→ **EXERCISE BRIEF**: Your answer must contain each line of the data, copied exactly.
RECORDS TO USE Block Start
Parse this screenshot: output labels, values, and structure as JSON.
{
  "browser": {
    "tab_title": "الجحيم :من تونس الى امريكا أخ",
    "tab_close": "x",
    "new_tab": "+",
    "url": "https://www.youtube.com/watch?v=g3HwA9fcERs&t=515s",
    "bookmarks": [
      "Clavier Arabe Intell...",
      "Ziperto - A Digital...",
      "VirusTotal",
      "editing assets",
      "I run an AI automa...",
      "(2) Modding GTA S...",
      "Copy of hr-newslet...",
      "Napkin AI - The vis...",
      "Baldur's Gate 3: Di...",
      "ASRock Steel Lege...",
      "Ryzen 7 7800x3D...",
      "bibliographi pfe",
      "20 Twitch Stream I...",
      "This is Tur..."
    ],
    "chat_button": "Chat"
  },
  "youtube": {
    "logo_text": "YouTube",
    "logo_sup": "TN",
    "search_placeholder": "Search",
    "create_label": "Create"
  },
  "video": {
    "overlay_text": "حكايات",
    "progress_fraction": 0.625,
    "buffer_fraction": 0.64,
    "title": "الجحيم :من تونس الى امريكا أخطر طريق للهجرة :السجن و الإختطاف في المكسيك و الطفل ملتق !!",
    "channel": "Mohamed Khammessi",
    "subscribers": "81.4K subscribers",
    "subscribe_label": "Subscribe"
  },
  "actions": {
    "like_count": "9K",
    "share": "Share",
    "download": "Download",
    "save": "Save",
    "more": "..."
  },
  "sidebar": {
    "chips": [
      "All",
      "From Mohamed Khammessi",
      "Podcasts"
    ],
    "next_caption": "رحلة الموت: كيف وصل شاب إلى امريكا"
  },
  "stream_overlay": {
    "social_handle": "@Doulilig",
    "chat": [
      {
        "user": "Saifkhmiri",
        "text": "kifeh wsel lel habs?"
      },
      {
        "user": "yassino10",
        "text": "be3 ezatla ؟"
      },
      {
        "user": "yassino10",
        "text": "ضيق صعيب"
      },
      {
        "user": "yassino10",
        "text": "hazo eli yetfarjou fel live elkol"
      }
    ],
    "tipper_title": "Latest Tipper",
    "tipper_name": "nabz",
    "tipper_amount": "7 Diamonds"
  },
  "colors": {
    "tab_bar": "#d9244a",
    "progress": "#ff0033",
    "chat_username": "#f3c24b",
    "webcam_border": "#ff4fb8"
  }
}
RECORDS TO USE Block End
→ **RESULT FOR THIS EXERCISE**:
Parse this screenshot: output labels, values, and structure as JSON.
{
  "browser": {
    "tab_title": "الجحيم :من تونس الى امريكا أخ",
    "tab_close": "x",
    "new_tab": "+",
    "url": "https://www.youtube.com/watch?v=g3HwA9fcERs&t=515s",
    "bookmarks": [
      "Clavier Arabe Intell...",
      "Ziperto - A Digital...",
      "VirusTotal",
      "editing assets",
      "I run an AI automa...",
      "(2) Modding GTA S...",
      "Copy of hr-newslet...",
      "Napkin AI - The vis...",
      "Baldur's Gate 3: Di...",
      "ASRock Steel Lege...",
      "Ryzen 7 7800x3D...",
      "bibliographi pfe",
      "20 Twitch Stream I...",
      "This is Tur..."
    ],
    "chat_button": "Chat"
  },
  "youtube": {
    "logo_text": "YouTube",
    "logo_sup": "TN",
    "search_placeholder": "Search",
    "create_label": "Create"
  },
  "video": {
    "overlay_text": "حكايات",
    "progress_fraction": 0.625,
    "buffer_fraction": 0.64,
    "title": "الجحيم :من تونس الى امريكا أخطر طريق للهجرة :السجن و الإختطاف في المكسيك و الطفل ملتق !!",
    "channel": "Mohamed Khammessi",
    "subscribers": "81.4K subscribers",
    "subscribe_label": "Subscribe"
  },
  "actions": {
    "like_count": "9K",
    "share": "Share",
    "download": "Download",
    "save": "Save",
    "more": "..."
  },
  "sidebar": {
    "chips": [
      "All",
      "From Mohamed Khammessi",
      "Podcasts"
    ],
    "next_caption": "رحلة الموت: كيف وصل شاب إلى امريكا"
  },
  "stream_overlay": {
    "social_handle": "@Doulilig",
    "chat": [
      {
        "user": "Saifkhmiri",
        "text": "kifeh wsel lel habs?"
      },
      {
        "user": "yassino10",
        "text": "be3 ezatla ؟"
      },
      {
        "user": "yassino10",
        "text": "ضيق صعيب"
      },
      {
        "user": "yassino10",
        "text": "hazo eli yetfarjou fel live elkol"
      }
    ],
    "tipper_title": "Latest Tipper",
    "tipper_name": "nabz",
    "tipper_amount": "7 Diamonds"
  },
  "colors": {
    "tab_bar": "#d9244a",
    "progress": "#ff0033",
    "chat_username": "#f3c24b",
    "webcam_border": "#ff4fb8"
  }
}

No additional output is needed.